  • 2015

    Multilingual Named Entity Recognition [SDM,15]

    We build a Named Entity Recognition system (NER) for 40 languages using only language agnostic methods. Our system relies only on un-supervised methods for feature generation. We obtain training data for the task of NER through a semi-supervised technique not relying whatsoever on any language specific or orthographic features. This approach allows us to scale to large set of languages for which little human expertise and human annotated training data is available. pdf

  • 2015

    Robustness and Stability of Dropout

    Training deep belief networks (DBNs) requires optimizing a non-convex function with an extremely large number of parameters. Dropout is a popular heuristic that has been practically shown to avoid local minima when training these networks. We investigate the robustness and stability properties of Dropout. We empirically validate our stability assertions for dropout in the context of convex ERMs and show that surprisingly, dropout significantly outperforms (in terms of prediction accuracy) the L2 regularization based methods for several benchmark datasets. pdf

  • 2014

    Inducing Language Networks [Complex Networks IV, 2014]

    We induced networks on continuous space representations of words over the Polyglot and Skipgram models. We compared the structural properties of these networks and demonstrate that these networks differ from networks constructed through other run of the mill methods. We also demonstrated that these networks exhibit a rich and varied community structure. pdf

  • 2013

    Sex Differences in the Human Connectome [BHI,13]

    We investigate sex differences across male and female connectomes identifying several discriminative features. One of our main findings discloses a statistical difference at the pars-orbitalis of the connectome between the sexes, which has been shown to function in language production. pdf


alt-text Freshman or Fresher? Quantifying the Geographic Variation of Internet Language

  Vivek Kulkarni, Bryan Perozzi, Steven Skiena
  10th International Conference of Web and Social Media (ICWSM 2016)

alt-text Statistically Significant Detection of Linguistic Change

  Vivek Kulkarni, Rami Al-Rfou, Bryan Perozzi, Steven Skiena
  24th International World Wide Web Conference (to appear in WWW 2015)

alt-text Polyglot-NER: Massive Multilingual Named Entity Recognition

  Rami Al-Rfou, Vivek Kulkarni, Bryan Perozzi, Steven Skiena
  SIAM International Conference on Data Mining (SDM 2015) 

alt-text A Paper Ceiling: Explaining the Persistent Underrepresentation of Females in Printed News Coverage.

  Eran Shor, Arnout van de Rijt, Alex Miltsov, Vivek Kulkarni, and Steven Skiena
  American Sociological Review

alt-text Inducing Language Networks from Continuous Space Word Representations

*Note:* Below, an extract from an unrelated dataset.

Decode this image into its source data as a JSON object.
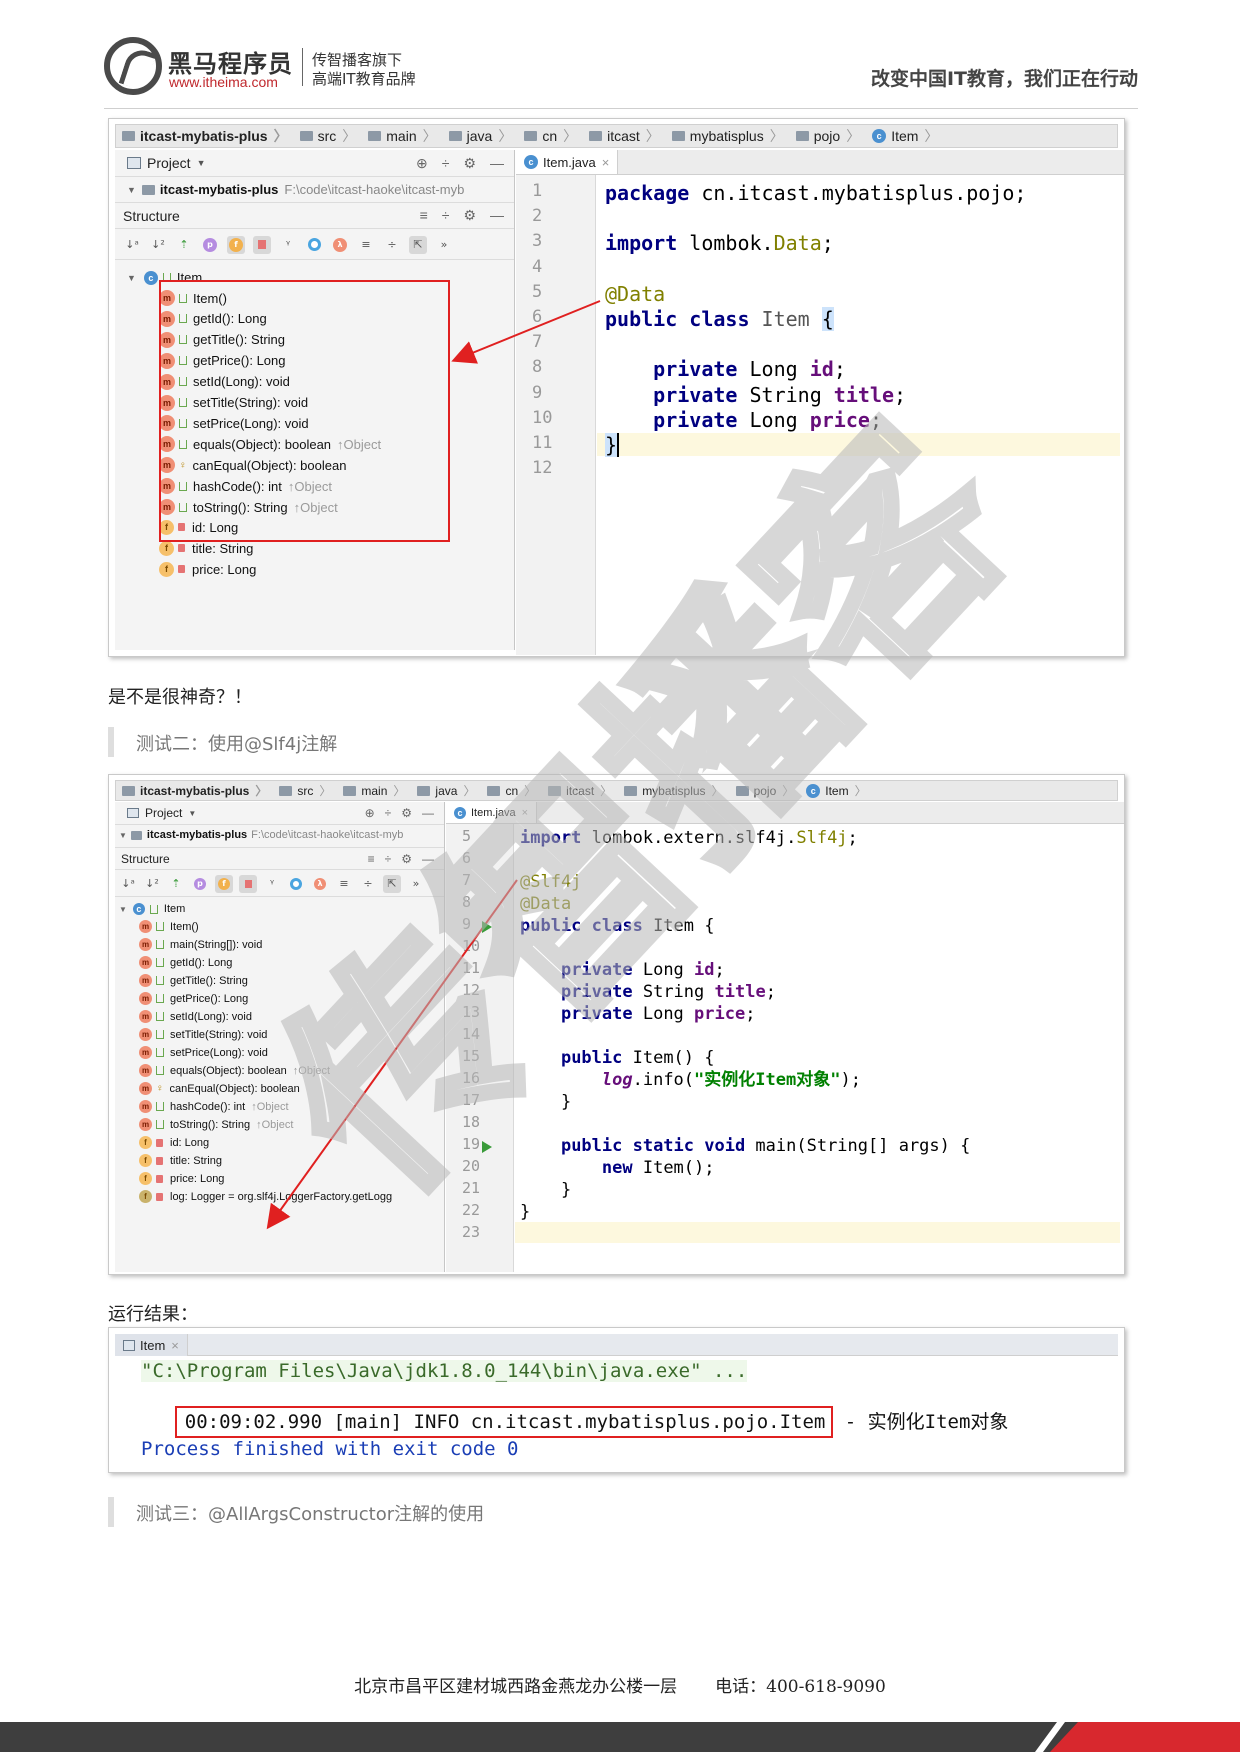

  Bryan Perozzi, Rami Al-Rfou, Vivek Kulkarni, Steven Skiena
  Fifth Workshop on Complex Networks (CompleNet 2014)

alt-text Sex Differences in the Human Connectome

  Vivek Kulkarni, Jagat Pudipeddi Sastry, Leman Akoglu et al. 
  Brain and Health Informatics, 2013


I interned at Yahoo! Research in the summer of 2016 and interned at Google during the summer of 2013 and the summer of 2015. I have also spent a couple of years working for Microsoft and Juniper Networks before joining graduate school.


Awarded the prestigious Renaissance Technologies Fellowship 2014-2017.


Please email me if you would like to get in touch !